Speaking of the title fight: it's pretty good, though it only occupies a fairly small piece of the film. Snyder's action work work is generally sharper and more distinctive than it was in Man of Steel, and he gives Batman an aggressive, brutal fighting style that feels different from anything the other Batflicks have served up. Snyder frequently reminds us of what a strong visual stylist he is, particularly during an extended dream sequence containing some striking imagery (parademons!). Still, this is yet another blockbuster that saves its worst for last, serving up a bland action climax that feels as forgettable as the big fight at the end of Thor 2 (for the record: I have no memory of what happened at the end of Thor 2). The lame grand finale is followed by an even lamer coda, which goes through the motions of a tiresome, manipulative plot development that we've seen in every other superhero movie ever made.
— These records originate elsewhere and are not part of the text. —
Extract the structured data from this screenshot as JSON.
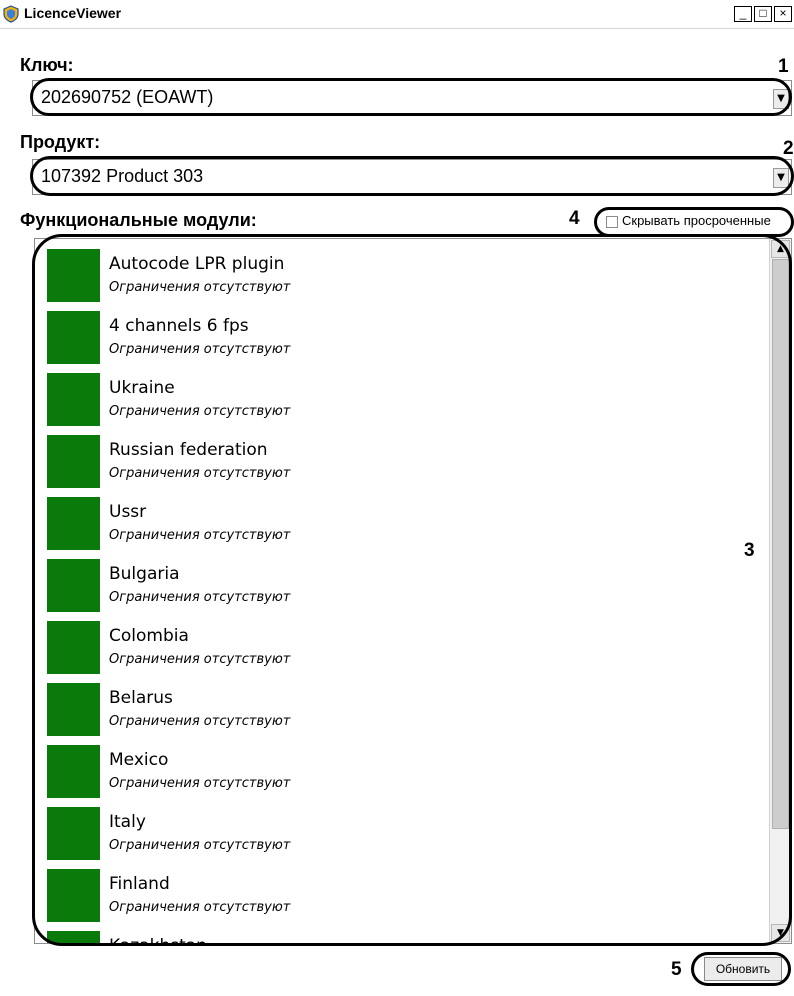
{
  "window": {
    "title": "LicenceViewer",
    "controls": {
      "minimize": "_",
      "maximize": "□",
      "close": "×"
    }
  },
  "key": {
    "label": "Ключ:",
    "value": "202690752 (EOAWT)",
    "callout": "1"
  },
  "product": {
    "label": "Продукт:",
    "value": "107392 Product 303",
    "callout": "2"
  },
  "modules": {
    "label": "Функциональные модули:",
    "callout": "3",
    "swatch_color": "#0a7a0a",
    "items": [
      {
        "name": "Autocode LPR plugin",
        "restriction": "Ограничения отсутствуют"
      },
      {
        "name": "4 channels 6 fps",
        "restriction": "Ограничения отсутствуют"
      },
      {
        "name": "Ukraine",
        "restriction": "Ограничения отсутствуют"
      },
      {
        "name": "Russian federation",
        "restriction": "Ограничения отсутствуют"
      },
      {
        "name": "Ussr",
        "restriction": "Ограничения отсутствуют"
      },
      {
        "name": "Bulgaria",
        "restriction": "Ограничения отсутствуют"
      },
      {
        "name": "Colombia",
        "restriction": "Ограничения отсутствуют"
      },
      {
        "name": "Belarus",
        "restriction": "Ограничения отсутствуют"
      },
      {
        "name": "Mexico",
        "restriction": "Ограничения отсутствуют"
      },
      {
        "name": "Italy",
        "restriction": "Ограничения отсутствуют"
      },
      {
        "name": "Finland",
        "restriction": "Ограничения отсутствуют"
      },
      {
        "name": "Kazakhstan",
        "restriction": ""
      }
    ]
  },
  "hide_expired": {
    "label": "Скрывать просроченные",
    "checked": false,
    "callout": "4"
  },
  "refresh": {
    "label": "Обновить",
    "callout": "5"
  }
}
C'mon, Zach... let's take it easy on the bagpipes. There's roughly as much good as bad in the film as a whole, but so many of its worst moments take place in the last half-hour that it leaves an awfully unpleasant aftertaste.

Affleck is the easy standout of the cast, and his combination of cluelessness and rage makes this performance feel like a natural continuation of his exceptional work in Gone Girl. Never has the line between Bruce Wayne and Batman been thinner: they're both arrogant and angry. Cavill does solid work, too, bringing a bit more definition to Superman this time around than he did in Man of Steel. Amy Adams once again does competent work in an underdeveloped role, and Laurence Fishburne (Hannibal) seems to be having a good time as Perry White (an editor-in-chief who seems to spend most of his time promoting terrible ideas and shooting down good ones).

This is a dark movie: visually, thematically, morally. The film has been mocked for its grim posturing, but the only reason the grimness feels like posturing is because Snyder doesn't have the nerve (or the studio-approved authority?) to follow through on the darkness of the film's earlier scenes. The first half of the film contains some remarkably bleak stuff. It's one thing to suggest that superheroes might not be able to rescue this suffering world; it's another thing to suggest that the presence of superheroes might not even be a net positive. Poor old Alfred Pennyworth (an effectively world-weary Jeremy Irons, Dead Ringers) has a trace of spitefulness in his voice when talks to Bruce; a quiet disgust that is only held in check by a sense of duty. The film flirts with genuinely risky material, but then hastily backs away: the frequent criticism about all of the collateral damage in Man of Steel seems to have made Snyder nervous, so the third-act action extravaganza is filled with laughable little bits of dialogue in which reporters or other supporting characters repeatedly remind the audience that the city has been evacuated and absolutely no innocent characters are being hurt.

Hans Zimmer and Junkie XL collaborated on the film's score, and it's unsurprising that Zimmer rarely quotes his memorable Man of Steel theme. That melody is full of hope and optimism, which is something Batman v Superman very rarely engages in. When Bruce Wayne delivers a little inspirational speech about humanity's potential, it feels like a half-hearted counter-argument to the nihilism at the film's core. This is a movie that seems to wants to address the way we allow hatred and fear to inform the way we address our problems, but it can't do that very effectively when it also has to go about the business of launching a mega-franchise. This movie is a mess, but it's an interesting mess. There are parts of it I loathe more than anything in any Marvel movie... and yet it's fascinating and engaging on a level most of those movies aren't, making the notion of revisiting it much more tempting. At the very least, it ensures that I'll be sticking with this frustrating, messy, ambitious franchise until one of us defeats the other.


Batman v Superman: Dawn of Justice

Rating: ★★ (out of four)
MPAA Rating: PG-13
Running Time: 153 minutes
Release Year: 2016